Iké Udé, ‘Sartorial Anarchy #32’, 2013, Leila Heller Gallery

FACE MASK: Striped knit Jamaican Rastafarian hat worn backwards, over face and head; Jamaica, 1970s-present JACKET: Marching band uniform, 1970s, United States TROUSERS: Sailing flags, Men‚ trousers, embroidered sail-flags, United States, 1950-60s
NECKWEAR: 16th century Western European ruff collar reproduction, reproduced with West African fabric, 2013 HAT: Top Hat, circa 1980s/1990s, United States
CANE: Vintage cane, 1980s, United States
TABLE: Low-table, Chinese, date unknown
VASE: Miniature black vase, American, 2010
DECANTER: Japanese sterling silver overlay captain/ship‚ decanter, early 20th century
PLANTER: Satsuma earthenware planter, Japan, Meiji Period (1868-1912)
CARPET: Persian Gabbeh Oriental Rug, Vintage/Antique, date unknown

About Iké Udé

With his ongoing photographic self-portrait series “Sartorial Anarchy”, wherein he is dressed in varied costumes across geography and time, Nigerian-born Iké Udé explores a world of dualities: photographer/performance artist, artist/spectator, African/post-nationalist, mainstream/marginal, individual/everyman, and fashion/art. Conversant with the world of fashion and celebrity, Udé offers a new take on aspects of performance and representation, melding his own theatrical selves and multiple personas with his art. “By mixing varied costumes in concert with the now and then,” he has said, “we begin to realize how arbitrary, subjective, fleeting, even absurd—no less wonderful—our ‘real’ cultural construct is.” Udé plays with the ambiguities of the marketplace and art world, particularly in his notorious art, culture, and fashion magazine, aRUDE and style blog,theCHIC INDEX. His articles on fashion and art have been published in magazines and newspapers worldwide, and Vanity Fair included him on their International Best Dressed List in 2009 and in 2012.

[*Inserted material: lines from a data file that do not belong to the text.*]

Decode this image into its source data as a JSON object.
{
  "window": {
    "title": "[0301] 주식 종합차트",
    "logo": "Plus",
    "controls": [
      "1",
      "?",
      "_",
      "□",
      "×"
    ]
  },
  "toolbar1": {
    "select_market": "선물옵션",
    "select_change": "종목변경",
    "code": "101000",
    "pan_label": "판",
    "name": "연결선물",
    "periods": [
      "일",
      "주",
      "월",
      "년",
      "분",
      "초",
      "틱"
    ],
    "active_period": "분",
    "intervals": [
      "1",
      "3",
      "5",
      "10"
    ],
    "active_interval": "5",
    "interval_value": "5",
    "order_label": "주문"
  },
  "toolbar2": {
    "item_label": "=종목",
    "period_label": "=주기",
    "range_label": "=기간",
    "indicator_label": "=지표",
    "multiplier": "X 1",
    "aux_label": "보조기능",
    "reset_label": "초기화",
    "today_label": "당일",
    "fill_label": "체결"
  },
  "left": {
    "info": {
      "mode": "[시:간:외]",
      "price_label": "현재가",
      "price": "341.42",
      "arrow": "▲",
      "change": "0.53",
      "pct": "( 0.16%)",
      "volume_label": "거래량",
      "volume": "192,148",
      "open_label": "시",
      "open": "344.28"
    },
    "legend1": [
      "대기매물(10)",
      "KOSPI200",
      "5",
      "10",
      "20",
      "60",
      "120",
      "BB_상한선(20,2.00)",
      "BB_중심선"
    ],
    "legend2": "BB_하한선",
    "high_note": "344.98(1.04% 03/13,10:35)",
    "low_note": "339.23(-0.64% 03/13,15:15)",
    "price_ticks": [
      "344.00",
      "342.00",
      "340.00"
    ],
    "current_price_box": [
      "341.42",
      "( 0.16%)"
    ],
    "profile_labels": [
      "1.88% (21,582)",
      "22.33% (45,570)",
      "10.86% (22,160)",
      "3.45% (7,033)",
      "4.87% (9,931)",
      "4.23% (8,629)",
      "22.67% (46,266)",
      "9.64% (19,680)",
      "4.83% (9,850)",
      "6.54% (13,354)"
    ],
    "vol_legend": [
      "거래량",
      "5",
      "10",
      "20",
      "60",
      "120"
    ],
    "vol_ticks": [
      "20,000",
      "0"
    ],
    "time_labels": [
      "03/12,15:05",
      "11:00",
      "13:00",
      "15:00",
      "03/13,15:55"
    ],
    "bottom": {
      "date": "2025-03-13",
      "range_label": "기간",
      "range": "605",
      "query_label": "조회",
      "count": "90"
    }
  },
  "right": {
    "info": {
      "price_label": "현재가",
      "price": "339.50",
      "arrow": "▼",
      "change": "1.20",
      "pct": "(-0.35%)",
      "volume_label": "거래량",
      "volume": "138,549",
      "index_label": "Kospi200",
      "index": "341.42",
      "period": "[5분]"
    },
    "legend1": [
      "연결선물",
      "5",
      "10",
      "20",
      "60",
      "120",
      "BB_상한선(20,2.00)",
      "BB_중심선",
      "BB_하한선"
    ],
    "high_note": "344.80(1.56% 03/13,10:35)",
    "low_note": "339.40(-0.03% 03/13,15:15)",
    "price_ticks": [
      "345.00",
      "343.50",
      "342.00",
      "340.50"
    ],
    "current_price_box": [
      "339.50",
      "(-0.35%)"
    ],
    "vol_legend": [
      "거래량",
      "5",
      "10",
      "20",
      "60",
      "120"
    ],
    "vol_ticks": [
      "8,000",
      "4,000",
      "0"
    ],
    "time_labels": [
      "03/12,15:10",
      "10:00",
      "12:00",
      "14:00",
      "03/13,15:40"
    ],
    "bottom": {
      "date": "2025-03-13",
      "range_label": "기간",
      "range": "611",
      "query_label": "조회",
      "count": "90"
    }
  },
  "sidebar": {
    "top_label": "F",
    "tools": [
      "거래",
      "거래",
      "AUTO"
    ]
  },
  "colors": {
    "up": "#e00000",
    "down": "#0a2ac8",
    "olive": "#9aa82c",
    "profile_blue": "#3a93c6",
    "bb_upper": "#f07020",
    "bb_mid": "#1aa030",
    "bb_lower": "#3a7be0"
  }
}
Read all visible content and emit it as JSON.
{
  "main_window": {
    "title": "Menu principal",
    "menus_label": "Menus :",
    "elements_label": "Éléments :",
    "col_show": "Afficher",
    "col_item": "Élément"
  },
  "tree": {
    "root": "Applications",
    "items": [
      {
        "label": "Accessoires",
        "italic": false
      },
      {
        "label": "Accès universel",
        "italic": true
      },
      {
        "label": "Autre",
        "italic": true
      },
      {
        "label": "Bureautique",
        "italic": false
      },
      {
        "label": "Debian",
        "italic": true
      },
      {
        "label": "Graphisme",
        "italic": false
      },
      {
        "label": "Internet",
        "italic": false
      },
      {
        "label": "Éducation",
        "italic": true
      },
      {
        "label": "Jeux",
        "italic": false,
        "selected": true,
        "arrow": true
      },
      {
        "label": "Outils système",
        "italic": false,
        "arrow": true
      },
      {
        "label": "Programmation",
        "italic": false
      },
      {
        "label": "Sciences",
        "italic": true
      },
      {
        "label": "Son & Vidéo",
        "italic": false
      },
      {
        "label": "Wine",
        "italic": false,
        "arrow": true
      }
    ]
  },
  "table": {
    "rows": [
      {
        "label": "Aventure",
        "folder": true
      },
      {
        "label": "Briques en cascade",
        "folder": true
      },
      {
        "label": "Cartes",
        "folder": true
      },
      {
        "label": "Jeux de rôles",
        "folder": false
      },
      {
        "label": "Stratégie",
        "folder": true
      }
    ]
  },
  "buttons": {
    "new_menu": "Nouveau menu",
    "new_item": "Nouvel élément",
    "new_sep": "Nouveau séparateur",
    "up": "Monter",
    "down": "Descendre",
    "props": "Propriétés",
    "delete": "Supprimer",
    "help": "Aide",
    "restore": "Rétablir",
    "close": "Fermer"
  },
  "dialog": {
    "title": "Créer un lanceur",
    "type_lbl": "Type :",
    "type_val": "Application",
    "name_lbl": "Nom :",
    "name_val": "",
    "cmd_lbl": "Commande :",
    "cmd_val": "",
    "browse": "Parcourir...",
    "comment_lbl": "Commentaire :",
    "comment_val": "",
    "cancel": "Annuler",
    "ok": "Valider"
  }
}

Nigerian, b. 1964, Lagos, Nigeria, based in New York, New York